Giroux divides the prose pieces into three groupings: the first treating contemporary or near-contemporary figures, mostly poets; the second, formal essays for special occasions or for literary-critical journals; the last--for most readers the most moving--on Lowell’s own career. Two selections from the poet’s uncompleted autobiography appear (“Near the Unbalanced Aquarium” is a devastating but unsentimental view of his hospitalization in 1954 for mental illness), as well as two important interviews, one with Frederick Seidel in 1961 and the other with Ian Hamilton in 1971. Without exception, the collected pieces reveal a fine intelligence, a delicate sensitivity to the great theme of the artist’s struggle to create, and the gentle, tolerant, engaging personality that was Lowell’s.
When he died at the age of sixty in 1977, Robert Lowell had published only one widely known piece of prose, the autobiographical “91 Revere Street,” an unblinkered, unflattering, and yet oddly affecting scrutiny of his Brahmin-yet-embarrassing upbringing in Boston during the 1920’s. While Lowell did contribute an occasional review, particularly in the earlier part of his career, he was in no danger of being taken for, or compared with, the brainy poet-critics he so obviously surpassed in the intensity and architecture of his poetry, Randall Jarrell and John Berryman—both friends of Lowell (and the subjects of essays in this volume). Yet the pieces collected here, admirably edited by Robert Giroux, reveal for the first time the extent to which Lowell was a critic of astute insight, as well as a master of American prose, a prose filled with enough wildly surprising and knowing evaluations and asides to put whole schools of academic critics to shame.
Giroux divides the Collected Prose into three parts.
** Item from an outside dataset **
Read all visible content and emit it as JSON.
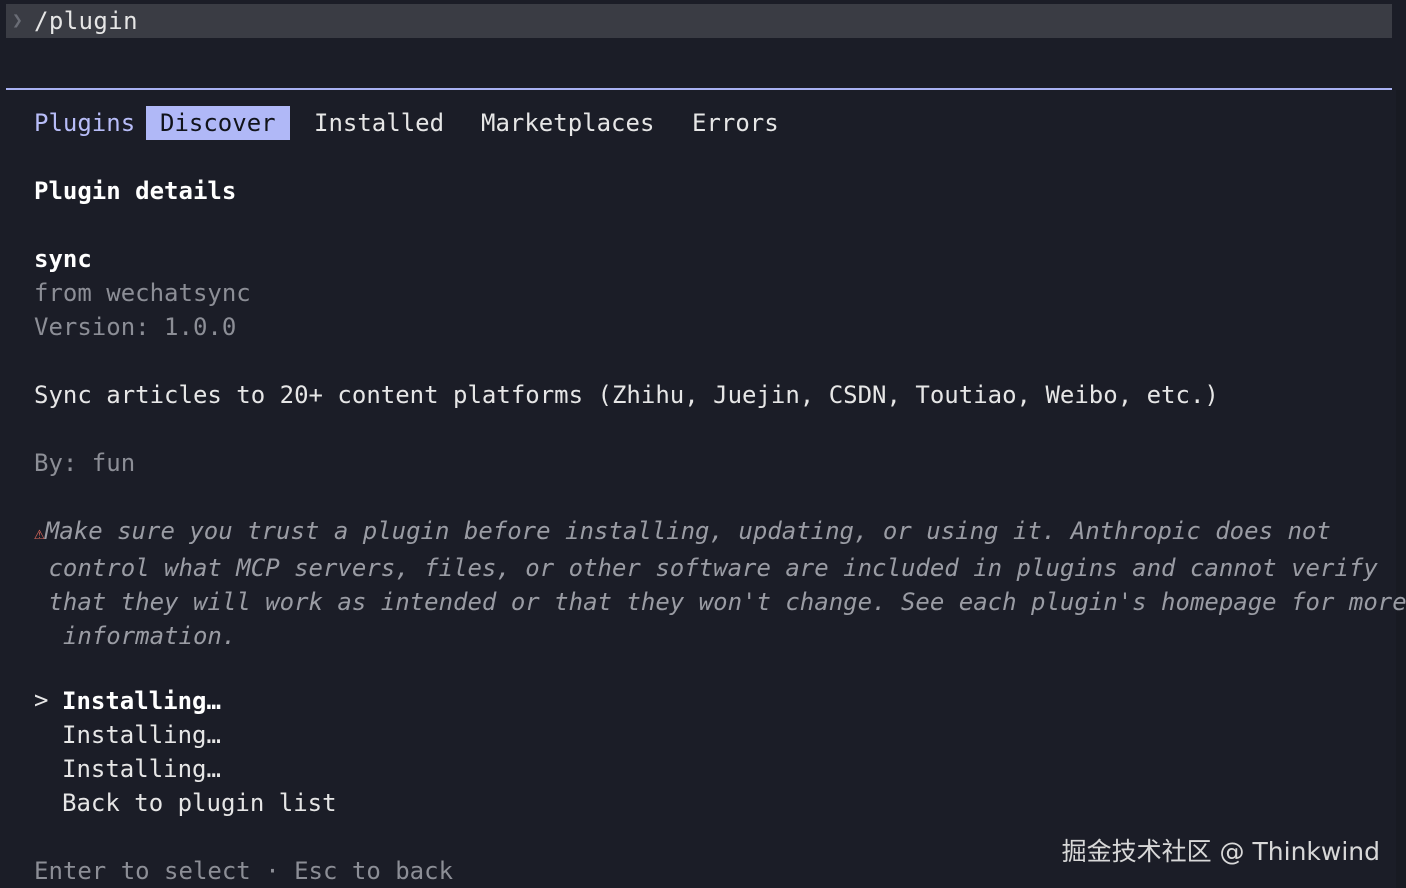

The first consists essentially of reviews and occasional pieces, the earliest being a 1943 paean for the just-published Four Quartets, the most recent a 1974 eulogy of John Crowe Ransom. There are also essays on Robert Frost, Wallace Stevens, William Carlos Williams, Yvor Winters, Stanley Kunitz, Robert Penn Warren, W. H. Auden, Elizabeth Bishop, Andrei Voznesensky, and Sylvia Plath, as well as essays on the poems of critic I. A. Richards and of novelist Ford Madox Ford. There is also a charming and characteristically self-deprecating remembrance of his first visit to the Allen Tates, when, misinterpreting his hostess’ remark that there was no room for an unannounced guest unless he “pitched a tent,” Lowell, with “adolescent heedlessness,” traveled to Nashville, returned with a Sears, Roebuck umbrella tent, and pitched it for a watershed summer.
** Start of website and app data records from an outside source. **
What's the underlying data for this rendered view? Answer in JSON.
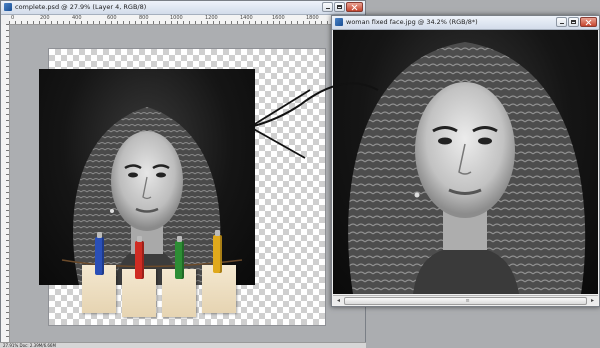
{
  "left_window": {
    "title": "complete.psd @ 27.9% (Layer 4, RGB/8)",
    "ruler_marks": [
      "0",
      "200",
      "400",
      "600",
      "800",
      "1000",
      "1200",
      "1400",
      "1600",
      "1800"
    ]
  },
  "right_window": {
    "title": "woman fixed face.jpg @ 34.2% (RGB/8*)"
  },
  "status_bar": {
    "text": "27.91%   Doc: 2.39M/6.66M"
  },
  "colors": {
    "clip_blue": "#2a4fb7",
    "clip_red": "#cf2c23",
    "clip_green": "#2d8d34",
    "clip_yellow": "#e0a91c",
    "window_chrome": "#f0f0f0",
    "workspace": "#abadb0"
  },
  "icons": [
    "minimize-icon",
    "maximize-icon",
    "close-icon",
    "scroll-left-icon",
    "scroll-right-icon",
    "document-icon"
  ]
}
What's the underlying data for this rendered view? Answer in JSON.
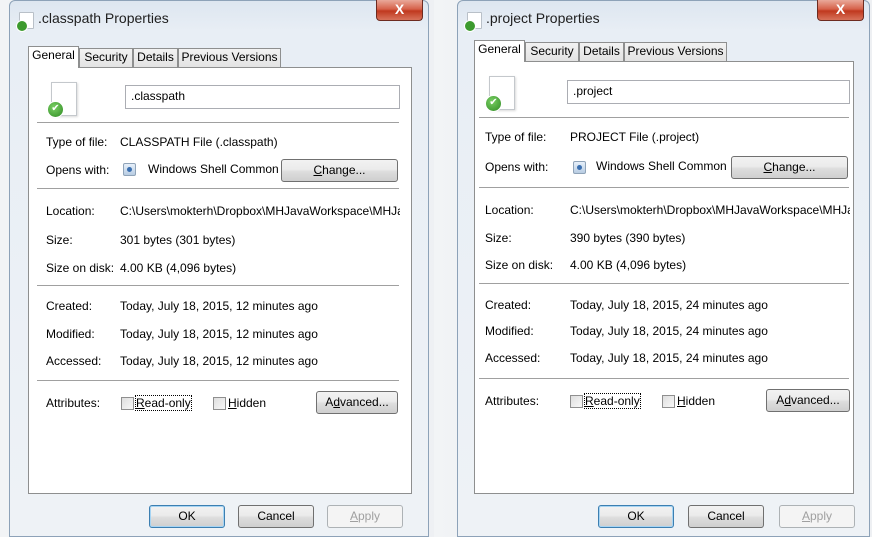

In assessments that are as nervously precise as they are respectful and at times reverent, Lowell’s method is to dart...
(The entire section is 2,879 words.)